EXERCISE: What you need to produce is the complete listing, repeated exactly.

MATERIAL FOR THIS EXERCISE:
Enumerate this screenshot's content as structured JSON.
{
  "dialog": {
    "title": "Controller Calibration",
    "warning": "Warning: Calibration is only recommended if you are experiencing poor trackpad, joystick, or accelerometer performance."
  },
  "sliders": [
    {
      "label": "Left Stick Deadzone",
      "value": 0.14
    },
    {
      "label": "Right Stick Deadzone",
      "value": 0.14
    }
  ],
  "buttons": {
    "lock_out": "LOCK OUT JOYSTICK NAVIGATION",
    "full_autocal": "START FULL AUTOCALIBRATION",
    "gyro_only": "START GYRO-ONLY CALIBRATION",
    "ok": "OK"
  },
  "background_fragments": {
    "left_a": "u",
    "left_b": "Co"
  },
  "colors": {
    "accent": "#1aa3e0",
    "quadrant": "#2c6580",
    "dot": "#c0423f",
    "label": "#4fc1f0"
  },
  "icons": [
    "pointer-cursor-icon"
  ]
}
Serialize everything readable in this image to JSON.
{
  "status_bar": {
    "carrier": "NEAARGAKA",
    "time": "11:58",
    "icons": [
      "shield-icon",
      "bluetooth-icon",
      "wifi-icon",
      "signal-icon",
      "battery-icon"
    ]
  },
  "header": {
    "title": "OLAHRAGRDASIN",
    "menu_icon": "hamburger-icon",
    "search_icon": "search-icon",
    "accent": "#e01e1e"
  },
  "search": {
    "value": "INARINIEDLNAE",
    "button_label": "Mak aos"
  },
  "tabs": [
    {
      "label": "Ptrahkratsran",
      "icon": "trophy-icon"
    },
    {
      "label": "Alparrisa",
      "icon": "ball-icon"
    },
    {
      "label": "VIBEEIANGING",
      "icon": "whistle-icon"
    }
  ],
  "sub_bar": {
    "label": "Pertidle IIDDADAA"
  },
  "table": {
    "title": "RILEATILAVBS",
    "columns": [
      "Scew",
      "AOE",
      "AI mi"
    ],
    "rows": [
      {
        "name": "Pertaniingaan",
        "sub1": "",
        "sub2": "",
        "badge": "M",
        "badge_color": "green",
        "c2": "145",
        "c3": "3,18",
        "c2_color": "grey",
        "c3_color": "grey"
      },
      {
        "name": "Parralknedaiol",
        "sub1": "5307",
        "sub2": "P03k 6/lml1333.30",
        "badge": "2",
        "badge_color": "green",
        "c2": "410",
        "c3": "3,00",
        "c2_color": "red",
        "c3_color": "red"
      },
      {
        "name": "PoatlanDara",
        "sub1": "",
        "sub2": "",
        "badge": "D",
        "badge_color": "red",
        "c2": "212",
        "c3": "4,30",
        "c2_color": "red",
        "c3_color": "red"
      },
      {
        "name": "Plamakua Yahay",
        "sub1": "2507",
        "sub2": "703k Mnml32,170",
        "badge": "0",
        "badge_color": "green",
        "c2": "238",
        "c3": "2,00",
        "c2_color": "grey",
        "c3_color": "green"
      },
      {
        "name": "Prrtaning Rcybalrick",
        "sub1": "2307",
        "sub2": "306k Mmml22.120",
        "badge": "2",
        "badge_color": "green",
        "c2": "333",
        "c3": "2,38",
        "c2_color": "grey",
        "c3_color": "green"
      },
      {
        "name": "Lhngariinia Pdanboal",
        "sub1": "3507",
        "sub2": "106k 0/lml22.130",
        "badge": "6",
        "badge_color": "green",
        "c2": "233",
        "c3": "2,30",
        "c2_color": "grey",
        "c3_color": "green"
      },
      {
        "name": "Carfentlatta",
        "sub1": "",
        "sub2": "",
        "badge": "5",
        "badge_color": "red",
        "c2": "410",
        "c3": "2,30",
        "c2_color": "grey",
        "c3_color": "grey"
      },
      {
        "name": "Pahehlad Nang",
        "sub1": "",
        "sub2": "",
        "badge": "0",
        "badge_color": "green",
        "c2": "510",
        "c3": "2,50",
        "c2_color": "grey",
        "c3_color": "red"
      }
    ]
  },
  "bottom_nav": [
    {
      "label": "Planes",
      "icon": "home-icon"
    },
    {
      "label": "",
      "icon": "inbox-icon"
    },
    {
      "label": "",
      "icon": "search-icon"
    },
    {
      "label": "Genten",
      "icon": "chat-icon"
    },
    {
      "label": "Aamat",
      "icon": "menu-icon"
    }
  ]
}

FINISHED TASK:
Enumerate this screenshot's content as structured JSON.
{
  "dialog": {
    "title": "Controller Calibration",
    "warning": "Warning: Calibration is only recommended if you are experiencing poor trackpad, joystick, or accelerometer performance."
  },
  "sliders": [
    {
      "label": "Left Stick Deadzone",
      "value": 0.14
    },
    {
      "label": "Right Stick Deadzone",
      "value": 0.14
    }
  ],
  "buttons": {
    "lock_out": "LOCK OUT JOYSTICK NAVIGATION",
    "full_autocal": "START FULL AUTOCALIBRATION",
    "gyro_only": "START GYRO-ONLY CALIBRATION",
    "ok": "OK"
  },
  "background_fragments": {
    "left_a": "u",
    "left_b": "Co"
  },
  "colors": {
    "accent": "#1aa3e0",
    "quadrant": "#2c6580",
    "dot": "#c0423f",
    "label": "#4fc1f0"
  },
  "icons": [
    "pointer-cursor-icon"
  ]
}
Serialize everything readable in this image to JSON.
{
  "status_bar": {
    "carrier": "NEAARGAKA",
    "time": "11:58",
    "icons": [
      "shield-icon",
      "bluetooth-icon",
      "wifi-icon",
      "signal-icon",
      "battery-icon"
    ]
  },
  "header": {
    "title": "OLAHRAGRDASIN",
    "menu_icon": "hamburger-icon",
    "search_icon": "search-icon",
    "accent": "#e01e1e"
  },
  "search": {
    "value": "INARINIEDLNAE",
    "button_label": "Mak aos"
  },
  "tabs": [
    {
      "label": "Ptrahkratsran",
      "icon": "trophy-icon"
    },
    {
      "label": "Alparrisa",
      "icon": "ball-icon"
    },
    {
      "label": "VIBEEIANGING",
      "icon": "whistle-icon"
    }
  ],
  "sub_bar": {
    "label": "Pertidle IIDDADAA"
  },
  "table": {
    "title": "RILEATILAVBS",
    "columns": [
      "Scew",
      "AOE",
      "AI mi"
    ],
    "rows": [
      {
        "name": "Pertaniingaan",
        "sub1": "",
        "sub2": "",
        "badge": "M",
        "badge_color": "green",
        "c2": "145",
        "c3": "3,18",
        "c2_color": "grey",
        "c3_color": "grey"
      },
      {
        "name": "Parralknedaiol",
        "sub1": "5307",
        "sub2": "P03k 6/lml1333.30",
        "badge": "2",
        "badge_color": "green",
        "c2": "410",
        "c3": "3,00",
        "c2_color": "red",
        "c3_color": "red"
      },
      {
        "name": "PoatlanDara",
        "sub1": "",
        "sub2": "",
        "badge": "D",
        "badge_color": "red",
        "c2": "212",
        "c3": "4,30",
        "c2_color": "red",
        "c3_color": "red"
      },
      {
        "name": "Plamakua Yahay",
        "sub1": "2507",
        "sub2": "703k Mnml32,170",
        "badge": "0",
        "badge_color": "green",
        "c2": "238",
        "c3": "2,00",
        "c2_color": "grey",
        "c3_color": "green"
      },
      {
        "name": "Prrtaning Rcybalrick",
        "sub1": "2307",
        "sub2": "306k Mmml22.120",
        "badge": "2",
        "badge_color": "green",
        "c2": "333",
        "c3": "2,38",
        "c2_color": "grey",
        "c3_color": "green"
      },
      {
        "name": "Lhngariinia Pdanboal",
        "sub1": "3507",
        "sub2": "106k 0/lml22.130",
        "badge": "6",
        "badge_color": "green",
        "c2": "233",
        "c3": "2,30",
        "c2_color": "grey",
        "c3_color": "green"
      },
      {
        "name": "Carfentlatta",
        "sub1": "",
        "sub2": "",
        "badge": "5",
        "badge_color": "red",
        "c2": "410",
        "c3": "2,30",
        "c2_color": "grey",
        "c3_color": "grey"
      },
      {
        "name": "Pahehlad Nang",
        "sub1": "",
        "sub2": "",
        "badge": "0",
        "badge_color": "green",
        "c2": "510",
        "c3": "2,50",
        "c2_color": "grey",
        "c3_color": "red"
      }
    ]
  },
  "bottom_nav": [
    {
      "label": "Planes",
      "icon": "home-icon"
    },
    {
      "label": "",
      "icon": "inbox-icon"
    },
    {
      "label": "",
      "icon": "search-icon"
    },
    {
      "label": "Genten",
      "icon": "chat-icon"
    },
    {
      "label": "Aamat",
      "icon": "menu-icon"
    }
  ]
}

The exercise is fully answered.